Female prison guards sit in Asma Jahangir's art-filled living room, watching as she sips tea, smokes cigarettes and talks about how proud she is to be Pakistani.
Jahangir, a lawyer and head of the Human Rights Commission of Pakistan, was placed under house arrest last Saturday, and since then the government has turned her two-story family villa into a jail. More than 20 prison guards, some with submachine guns, are posted in her garden, and plainclothes officers in oversize suits peer through her windows.
Her country is now in a state of turmoil, following President Pervez Musharraf's declaration of emergency rule, which has included the firing of Supreme Court justices and the detention of hundreds of opposition leaders, lawyers and human rights activists.
But Jahangir remains defiant and upbeat, waving to neighbors and continuing to work on position papers on how to bring the rule of law, an independent judiciary and stability to Pakistan.
‘So proud of Pakistanis’
Life under house arrest has been "just lovely, and it hasn't hurt me," Jahangir, 55 and a mother of three, said Friday in an interview at her home. "I am so proud of Pakistanis and specifically of our lawyers for speaking out and getting their heads bashed in for a better Pakistan."
"We are so resilient as a people," she said. "I have so much respect for their dignity and courage. I hope the world sees this side of Pakistan, one where professionals want a democracy. The spirit of our intelligentsia cannot be broken."
The government has filed terrorism charges against Jahangir and ordered her to stay confined to her house for 90 days. She can no longer go to her office next door or even sit in her garden.
But her popularity has only grown, and news media in Pakistan and abroad are calling her South Asia's version of Burmese human rights icon Aung San Suu Kyi. Pakistanis living abroad have also sent her e-mails expressing their support, she said.
"When you think of human rights in Pakistan, you think of Asma Jahangir," said Maria Hasan, a recent graduate of the Lahore University of Management Sciences, the scene of demonstrations against the emergency rule. "She's our national hero. She's very daring, and we, especially women, really admire her for that."
After intense pressure from U.S. diplomats, 70 civil society leaders, including professors, poets and doctors, were released from jail or house arrest after their detention Sunday for attending a Human Rights Commission meeting.
But Jahangir has not been allowed to leave her home.
"There is a limit to people's patience with brute force," she said. "I do worry about . . . blood being spilled. I don't want to see that in my country."

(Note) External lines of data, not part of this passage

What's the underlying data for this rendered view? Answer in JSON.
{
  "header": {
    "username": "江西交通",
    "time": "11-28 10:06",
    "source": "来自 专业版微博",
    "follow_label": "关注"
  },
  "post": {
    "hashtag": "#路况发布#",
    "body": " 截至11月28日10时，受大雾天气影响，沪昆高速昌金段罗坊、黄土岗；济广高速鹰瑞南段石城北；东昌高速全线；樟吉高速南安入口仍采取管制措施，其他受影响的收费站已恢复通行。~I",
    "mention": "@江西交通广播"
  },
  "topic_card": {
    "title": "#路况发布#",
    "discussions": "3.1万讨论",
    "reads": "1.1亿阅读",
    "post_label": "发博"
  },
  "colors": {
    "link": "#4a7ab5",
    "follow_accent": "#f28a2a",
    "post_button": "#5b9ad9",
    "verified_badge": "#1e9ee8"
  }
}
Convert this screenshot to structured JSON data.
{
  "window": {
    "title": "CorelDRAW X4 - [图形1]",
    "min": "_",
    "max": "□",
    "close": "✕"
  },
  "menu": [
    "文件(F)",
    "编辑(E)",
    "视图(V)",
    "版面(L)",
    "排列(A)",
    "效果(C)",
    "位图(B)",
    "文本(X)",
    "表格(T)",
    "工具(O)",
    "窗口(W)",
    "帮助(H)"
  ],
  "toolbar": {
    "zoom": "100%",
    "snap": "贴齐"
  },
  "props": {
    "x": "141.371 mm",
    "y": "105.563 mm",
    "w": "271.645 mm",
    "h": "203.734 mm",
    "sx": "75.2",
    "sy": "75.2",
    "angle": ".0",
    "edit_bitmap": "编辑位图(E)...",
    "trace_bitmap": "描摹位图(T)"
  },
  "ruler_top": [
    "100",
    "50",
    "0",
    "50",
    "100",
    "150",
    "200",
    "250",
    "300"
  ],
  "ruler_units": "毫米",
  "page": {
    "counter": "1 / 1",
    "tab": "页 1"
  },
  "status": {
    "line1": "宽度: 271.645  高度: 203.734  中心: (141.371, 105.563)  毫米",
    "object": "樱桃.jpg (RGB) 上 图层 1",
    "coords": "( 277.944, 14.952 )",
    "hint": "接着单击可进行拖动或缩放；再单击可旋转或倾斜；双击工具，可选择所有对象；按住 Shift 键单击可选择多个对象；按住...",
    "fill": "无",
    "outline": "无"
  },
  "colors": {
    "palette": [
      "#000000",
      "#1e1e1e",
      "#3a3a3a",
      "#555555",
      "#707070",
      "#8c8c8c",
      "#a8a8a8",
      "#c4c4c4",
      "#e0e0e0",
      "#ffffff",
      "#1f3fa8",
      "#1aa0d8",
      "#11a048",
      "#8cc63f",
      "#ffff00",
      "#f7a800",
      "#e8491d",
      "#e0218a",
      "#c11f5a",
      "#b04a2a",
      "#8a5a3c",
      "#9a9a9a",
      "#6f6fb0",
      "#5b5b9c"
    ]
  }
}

When the prison guards tried to listen in on her conversation during the interview, she shooed them away. "Please," she said firmly, "go rest in my lobby, take a chair and sit. Relax, even. You will not listen to this."
They shuffled out of the room.
The U.S. consul general in Lahore, Bryan D. Hunt, visited Jahangir for several hours Friday and later released a statement urging her release and free and fair elections.
First all-female law firm in Pakistan
Musharraf has said emergency rule was needed to combat extremism. But critics say he has instead targeted the political opposition and members of civil society, whom he sees as a threat to his hold on power.
Musharraf once invited Jahangir to join his government, she said, but she refused. He later called her unpatriotic for being too critical of what he called Pakistani culture.
Jahangir, her sister and several other women founded the first all-female law firm in Pakistan. At the outset, her most highly publicized cases involved women accused of adultery, a crime once punishable by 10 years in jail and public whippings.
After years of being belittled, she finally won the respect of men in her profession through hard work, compassion and victory in numerous cases, activists said. She has received international acclaim and several awards for her work with women seeking divorces from abusive husbands and with teenagers on death row, as well as her efforts against extremism.
Jahangir said she has been inspired by the many imprisoned women she has met. For instance, she became close friends with a blind woman who was charged with adultery after being gang-raped. Jahangir filed a protest and sent stories about the case around the world. The woman was released.
"She's an extraordinary leader, beloved in a place where there are few heroes," said Ali Dayan Hasan, South Asia researcher for Human Rights Watch. "And Musharraf wants to silence anyone like her who will question his rule."
Jahangir has received death threats, but she said she finds the allegations against her ridiculous, especially those leveled this week involving terrorism.
"Does Musharraf really believe I am a terrorist?" she said, laughing and eating a snack of tomatoes and spicy chicken patties. "Yes, I am a total hooligan, bombing and looting and creating terror?"
‘Horrible birthing pains’
She takes pride in her family's long history of activism. Her father was a civil servant who quit in protest after Pakistan's first military coup. He was idealistic, she said, and took up politics, but was in and out of jail throughout her childhood.
"Every time he went off to jail, my father said to me, 'I am doing this so you can live in a freer country.' Now we are going through some horrible birthing pains in this country. And they have to stop it. The world has to have zero tolerance for naked dictatorship," she said. "There are so many Pakistanis facing violence for protesting. There are so many wives of lawyers who've had to sell their wedding jewels because their husbands are not earning or are in jail. Look at the world, all the suffering. . . . Being under house arrest is the least I can sacrifice."